As you might suspect, I detest cheap sentiment, too. Over the years, I’ve learned to recognize that sort of emotional manipulation. Google’s recent Super Bowl ad was a particularly offensive example. Narrated by an actor playing the part of a widower asking Google to remind him of things his departed wife said, the voice-over and images were set to a threnody designed to to wrench viewers’ heartstrings from their chests.

And, judging by the majority of reactions on social media, the technique worked.

But I was infuriated. Because aside from what I saw as a facile and obvious attempt to manipulate people’s emotions, there was an underlying awareness to it that all the sorrow and empathy evoked would make viewers forget forget forget that Google is storing those lovely memories and photographs, along with plenty of other data they’ve amassed via tracking, and that the accumulation of that data, and access to users’ lives and activities comes with risks.

Cheap sentiment is a powerful tool, and those who use it know that.

Last night people’s screens filled with shamelessly sweet and heart-stirring images and false promises designed to make them forget forget forget years of the most sinister and self-serving behavior.

Look here not there, listen to this, not that, and think only about how the images and words make you feel….

It hard to blame people for not seeing the truth. The technique is cheap, but frighteningly hypnotic.

It’s hard to fault them for being distracted, forgetting….

But do you hear that? It’s the sound of fingers snapping. Wake up. Wake up. And remember….

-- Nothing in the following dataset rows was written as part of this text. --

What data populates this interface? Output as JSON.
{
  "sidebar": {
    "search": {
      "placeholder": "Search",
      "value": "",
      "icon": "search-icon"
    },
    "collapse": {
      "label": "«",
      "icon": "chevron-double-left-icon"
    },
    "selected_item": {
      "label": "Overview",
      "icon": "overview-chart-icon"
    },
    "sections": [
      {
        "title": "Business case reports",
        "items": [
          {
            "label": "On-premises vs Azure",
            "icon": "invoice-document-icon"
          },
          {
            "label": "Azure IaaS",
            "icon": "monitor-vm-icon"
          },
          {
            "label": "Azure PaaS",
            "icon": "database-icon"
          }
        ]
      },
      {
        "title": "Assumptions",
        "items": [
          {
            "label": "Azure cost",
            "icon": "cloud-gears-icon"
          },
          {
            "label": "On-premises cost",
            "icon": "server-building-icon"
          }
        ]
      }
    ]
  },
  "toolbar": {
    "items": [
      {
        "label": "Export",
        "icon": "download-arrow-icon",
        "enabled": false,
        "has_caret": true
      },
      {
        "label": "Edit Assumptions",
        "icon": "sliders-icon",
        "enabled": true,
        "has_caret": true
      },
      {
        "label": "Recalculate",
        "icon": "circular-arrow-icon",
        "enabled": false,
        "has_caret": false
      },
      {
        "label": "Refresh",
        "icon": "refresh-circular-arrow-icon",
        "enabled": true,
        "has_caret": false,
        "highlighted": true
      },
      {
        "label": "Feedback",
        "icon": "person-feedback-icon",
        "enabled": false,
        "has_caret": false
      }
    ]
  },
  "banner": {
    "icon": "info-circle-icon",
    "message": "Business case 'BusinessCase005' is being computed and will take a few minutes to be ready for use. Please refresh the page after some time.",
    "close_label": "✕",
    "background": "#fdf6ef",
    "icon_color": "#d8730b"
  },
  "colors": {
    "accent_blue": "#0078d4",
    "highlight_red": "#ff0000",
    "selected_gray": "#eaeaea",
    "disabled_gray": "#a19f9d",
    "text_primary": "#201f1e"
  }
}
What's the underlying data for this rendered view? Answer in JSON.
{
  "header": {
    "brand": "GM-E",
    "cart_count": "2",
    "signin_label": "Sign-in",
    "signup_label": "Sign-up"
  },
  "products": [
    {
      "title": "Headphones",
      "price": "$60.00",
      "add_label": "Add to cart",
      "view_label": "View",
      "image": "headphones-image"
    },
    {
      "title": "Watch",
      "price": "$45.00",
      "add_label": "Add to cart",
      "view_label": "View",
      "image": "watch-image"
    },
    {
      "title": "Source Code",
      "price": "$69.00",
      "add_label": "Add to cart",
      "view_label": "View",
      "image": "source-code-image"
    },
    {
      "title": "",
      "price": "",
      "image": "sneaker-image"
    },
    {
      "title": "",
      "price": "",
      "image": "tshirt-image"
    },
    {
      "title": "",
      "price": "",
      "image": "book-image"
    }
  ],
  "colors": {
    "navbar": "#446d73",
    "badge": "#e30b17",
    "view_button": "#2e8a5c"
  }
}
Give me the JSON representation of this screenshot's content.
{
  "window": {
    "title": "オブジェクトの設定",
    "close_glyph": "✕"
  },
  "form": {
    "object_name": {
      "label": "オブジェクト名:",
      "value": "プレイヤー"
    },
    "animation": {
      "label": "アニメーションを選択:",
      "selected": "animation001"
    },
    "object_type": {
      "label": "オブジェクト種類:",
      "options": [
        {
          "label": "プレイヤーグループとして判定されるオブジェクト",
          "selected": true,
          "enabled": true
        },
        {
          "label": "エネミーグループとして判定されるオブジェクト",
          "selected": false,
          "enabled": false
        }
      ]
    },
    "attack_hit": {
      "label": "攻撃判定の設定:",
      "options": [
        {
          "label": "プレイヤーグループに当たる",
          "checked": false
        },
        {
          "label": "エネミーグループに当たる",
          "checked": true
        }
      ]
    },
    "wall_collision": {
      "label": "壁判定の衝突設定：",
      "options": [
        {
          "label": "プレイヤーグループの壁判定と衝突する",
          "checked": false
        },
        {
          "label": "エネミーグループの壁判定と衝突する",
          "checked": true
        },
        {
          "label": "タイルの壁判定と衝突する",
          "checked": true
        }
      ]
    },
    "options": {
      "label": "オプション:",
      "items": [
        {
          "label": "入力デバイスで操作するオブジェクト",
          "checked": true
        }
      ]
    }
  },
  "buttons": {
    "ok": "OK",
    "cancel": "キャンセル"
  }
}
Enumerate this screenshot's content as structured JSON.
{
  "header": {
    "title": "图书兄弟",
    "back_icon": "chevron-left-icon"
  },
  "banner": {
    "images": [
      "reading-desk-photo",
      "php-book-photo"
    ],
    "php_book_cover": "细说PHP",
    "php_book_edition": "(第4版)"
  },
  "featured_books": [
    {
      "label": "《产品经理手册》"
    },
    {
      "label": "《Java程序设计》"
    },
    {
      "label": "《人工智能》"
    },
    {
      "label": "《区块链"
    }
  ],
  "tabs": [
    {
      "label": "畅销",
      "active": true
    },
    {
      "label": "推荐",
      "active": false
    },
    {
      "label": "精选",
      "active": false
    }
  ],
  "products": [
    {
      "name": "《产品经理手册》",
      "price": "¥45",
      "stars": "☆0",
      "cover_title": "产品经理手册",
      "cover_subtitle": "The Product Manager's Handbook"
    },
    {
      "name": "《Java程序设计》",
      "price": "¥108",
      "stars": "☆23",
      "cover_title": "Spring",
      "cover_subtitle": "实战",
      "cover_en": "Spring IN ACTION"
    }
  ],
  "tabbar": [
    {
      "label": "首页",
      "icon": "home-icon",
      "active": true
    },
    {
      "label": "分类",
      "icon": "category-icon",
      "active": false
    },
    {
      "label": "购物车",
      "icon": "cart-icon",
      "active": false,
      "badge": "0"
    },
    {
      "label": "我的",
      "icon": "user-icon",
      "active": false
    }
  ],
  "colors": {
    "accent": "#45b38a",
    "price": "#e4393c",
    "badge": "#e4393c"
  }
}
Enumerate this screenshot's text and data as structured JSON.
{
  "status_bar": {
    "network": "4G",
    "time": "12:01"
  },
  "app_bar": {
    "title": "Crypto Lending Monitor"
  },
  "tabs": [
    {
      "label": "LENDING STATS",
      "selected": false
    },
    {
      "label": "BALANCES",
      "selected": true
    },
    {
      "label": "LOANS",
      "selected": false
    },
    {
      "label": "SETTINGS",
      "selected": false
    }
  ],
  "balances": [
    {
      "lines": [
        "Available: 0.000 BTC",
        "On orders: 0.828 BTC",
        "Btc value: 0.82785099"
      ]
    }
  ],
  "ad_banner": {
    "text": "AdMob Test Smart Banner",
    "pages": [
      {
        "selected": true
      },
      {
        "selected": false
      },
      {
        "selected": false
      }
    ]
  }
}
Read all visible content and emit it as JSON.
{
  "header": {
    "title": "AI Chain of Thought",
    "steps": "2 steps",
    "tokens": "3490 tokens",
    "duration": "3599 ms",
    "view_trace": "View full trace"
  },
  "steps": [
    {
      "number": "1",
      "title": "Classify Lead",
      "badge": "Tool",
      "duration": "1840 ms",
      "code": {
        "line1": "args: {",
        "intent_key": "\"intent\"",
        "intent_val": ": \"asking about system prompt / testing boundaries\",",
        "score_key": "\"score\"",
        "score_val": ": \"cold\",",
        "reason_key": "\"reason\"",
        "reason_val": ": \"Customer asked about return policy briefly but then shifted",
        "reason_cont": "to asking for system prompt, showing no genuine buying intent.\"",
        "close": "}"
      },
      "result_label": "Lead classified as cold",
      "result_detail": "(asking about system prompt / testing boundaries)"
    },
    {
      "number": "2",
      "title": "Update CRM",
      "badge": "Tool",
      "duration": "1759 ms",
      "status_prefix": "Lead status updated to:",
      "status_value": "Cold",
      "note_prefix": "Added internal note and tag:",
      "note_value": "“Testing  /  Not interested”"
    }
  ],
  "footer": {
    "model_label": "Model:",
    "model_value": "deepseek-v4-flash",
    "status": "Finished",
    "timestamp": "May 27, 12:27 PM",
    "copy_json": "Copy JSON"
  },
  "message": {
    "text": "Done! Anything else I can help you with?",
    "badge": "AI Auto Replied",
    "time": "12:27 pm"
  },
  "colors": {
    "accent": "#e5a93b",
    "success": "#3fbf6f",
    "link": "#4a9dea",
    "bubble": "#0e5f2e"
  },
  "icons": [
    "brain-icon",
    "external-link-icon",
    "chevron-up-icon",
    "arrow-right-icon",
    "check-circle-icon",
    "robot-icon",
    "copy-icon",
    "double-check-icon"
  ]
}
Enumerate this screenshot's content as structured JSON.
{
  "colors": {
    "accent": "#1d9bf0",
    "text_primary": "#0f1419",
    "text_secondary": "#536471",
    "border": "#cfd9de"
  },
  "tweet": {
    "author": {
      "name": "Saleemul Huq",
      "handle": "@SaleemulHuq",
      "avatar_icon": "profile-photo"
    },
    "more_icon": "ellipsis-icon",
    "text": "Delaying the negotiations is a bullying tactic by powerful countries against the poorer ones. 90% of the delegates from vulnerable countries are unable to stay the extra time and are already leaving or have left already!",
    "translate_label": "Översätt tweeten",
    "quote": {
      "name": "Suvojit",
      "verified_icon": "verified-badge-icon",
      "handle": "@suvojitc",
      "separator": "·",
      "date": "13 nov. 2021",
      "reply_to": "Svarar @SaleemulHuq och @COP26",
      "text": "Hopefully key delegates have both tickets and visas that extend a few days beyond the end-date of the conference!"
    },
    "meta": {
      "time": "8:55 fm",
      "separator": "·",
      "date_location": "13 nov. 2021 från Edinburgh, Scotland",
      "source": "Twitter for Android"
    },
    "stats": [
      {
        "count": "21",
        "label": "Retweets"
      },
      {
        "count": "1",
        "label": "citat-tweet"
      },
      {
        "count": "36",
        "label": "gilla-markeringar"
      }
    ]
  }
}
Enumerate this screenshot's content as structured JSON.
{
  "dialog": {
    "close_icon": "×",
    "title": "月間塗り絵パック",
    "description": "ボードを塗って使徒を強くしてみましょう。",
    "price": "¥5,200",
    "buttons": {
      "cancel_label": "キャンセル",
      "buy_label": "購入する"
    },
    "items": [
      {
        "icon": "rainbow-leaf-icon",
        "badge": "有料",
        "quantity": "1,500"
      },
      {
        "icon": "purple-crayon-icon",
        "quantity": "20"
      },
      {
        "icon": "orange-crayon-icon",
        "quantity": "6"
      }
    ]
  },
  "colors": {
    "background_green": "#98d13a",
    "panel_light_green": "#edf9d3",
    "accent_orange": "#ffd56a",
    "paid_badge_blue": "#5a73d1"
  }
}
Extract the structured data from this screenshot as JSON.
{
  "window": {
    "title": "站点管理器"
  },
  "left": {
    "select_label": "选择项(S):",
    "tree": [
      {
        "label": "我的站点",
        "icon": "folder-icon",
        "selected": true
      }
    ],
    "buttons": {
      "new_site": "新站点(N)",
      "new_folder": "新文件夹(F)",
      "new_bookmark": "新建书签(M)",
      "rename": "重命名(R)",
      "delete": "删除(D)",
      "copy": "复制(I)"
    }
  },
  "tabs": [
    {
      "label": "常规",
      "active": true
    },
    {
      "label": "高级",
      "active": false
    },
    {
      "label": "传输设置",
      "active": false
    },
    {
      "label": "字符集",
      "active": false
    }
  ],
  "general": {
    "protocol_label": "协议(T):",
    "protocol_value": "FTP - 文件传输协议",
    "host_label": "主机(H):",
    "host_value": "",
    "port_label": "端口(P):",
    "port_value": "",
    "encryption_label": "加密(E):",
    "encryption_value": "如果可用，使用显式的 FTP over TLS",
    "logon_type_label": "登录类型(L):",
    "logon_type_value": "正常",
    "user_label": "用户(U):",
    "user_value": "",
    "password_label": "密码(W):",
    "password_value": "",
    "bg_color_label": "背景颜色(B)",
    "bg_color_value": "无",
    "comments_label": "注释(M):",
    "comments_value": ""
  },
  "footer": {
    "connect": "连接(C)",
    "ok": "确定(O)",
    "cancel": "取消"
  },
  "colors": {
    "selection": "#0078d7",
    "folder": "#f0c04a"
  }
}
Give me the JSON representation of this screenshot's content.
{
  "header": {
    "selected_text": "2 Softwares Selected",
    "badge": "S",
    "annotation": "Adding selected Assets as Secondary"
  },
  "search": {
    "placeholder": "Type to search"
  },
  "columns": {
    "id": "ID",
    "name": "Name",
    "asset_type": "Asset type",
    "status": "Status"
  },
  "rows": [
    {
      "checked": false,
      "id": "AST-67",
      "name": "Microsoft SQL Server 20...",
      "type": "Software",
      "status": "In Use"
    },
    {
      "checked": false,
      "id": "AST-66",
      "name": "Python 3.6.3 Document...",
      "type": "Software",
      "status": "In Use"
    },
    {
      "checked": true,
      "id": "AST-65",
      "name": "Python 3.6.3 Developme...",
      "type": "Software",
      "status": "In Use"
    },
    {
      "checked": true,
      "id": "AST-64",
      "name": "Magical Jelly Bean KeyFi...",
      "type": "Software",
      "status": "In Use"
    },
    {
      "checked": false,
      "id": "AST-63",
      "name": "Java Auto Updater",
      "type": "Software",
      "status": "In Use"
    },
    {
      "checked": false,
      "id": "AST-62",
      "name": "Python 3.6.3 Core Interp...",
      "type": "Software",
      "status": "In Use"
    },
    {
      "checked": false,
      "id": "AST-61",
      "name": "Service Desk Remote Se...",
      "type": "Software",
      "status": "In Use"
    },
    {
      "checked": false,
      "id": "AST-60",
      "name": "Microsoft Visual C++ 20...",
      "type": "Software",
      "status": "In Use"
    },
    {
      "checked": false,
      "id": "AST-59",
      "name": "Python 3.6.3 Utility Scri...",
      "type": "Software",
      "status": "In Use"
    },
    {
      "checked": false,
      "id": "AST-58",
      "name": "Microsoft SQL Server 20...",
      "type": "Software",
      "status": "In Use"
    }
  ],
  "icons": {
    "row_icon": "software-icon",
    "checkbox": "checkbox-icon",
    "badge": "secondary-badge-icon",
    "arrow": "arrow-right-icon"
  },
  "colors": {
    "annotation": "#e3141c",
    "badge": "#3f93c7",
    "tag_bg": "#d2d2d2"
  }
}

©2020 All Rights Reserved


The first image of a black hole, from the galaxy Messier 87. (Credit Event Horizon Telescope Collaboration, via National Science Foundation)

A year or so ago I wished for a black hole. It was an impossible wish, of course, and as the months passed, I chided myself for what seemed a whimsical descent into fancy. A black hole? In my lifetime? I would never be that lucky. So, I forgot about it…until the above image appeared all over social media and the news. I knew the sight of that burning ring, with its dark, unfathomable core, should have delighted me; but it didn’t. It freaked me out.

To make matters worse, while visions of black holes mushroomed across my timelines, so, too, did a story about a woman whose eye infection was caused by sweat bees nesting in her eyelid and feeding on her tears.


Last week, I was going to respond to other media frenzies, but let the urge pass. Trust me, I had built up a nice head of steam and had plenty to say; but because I knew it would get me more blow back than I wanted, I worked and practiced instead. Better to release that steam on productive endeavors and let my literary and musical works-in-progress benefit from venting.


But now there’s that hole, those bees…

And I do not have the steam to make them less portentous in this mad, regressive time. I do not have the words. I’d rather not be freaked out by nature’s timing, nature’s metaphors; I’d rather just be awed.

©2019 All Rights Reserved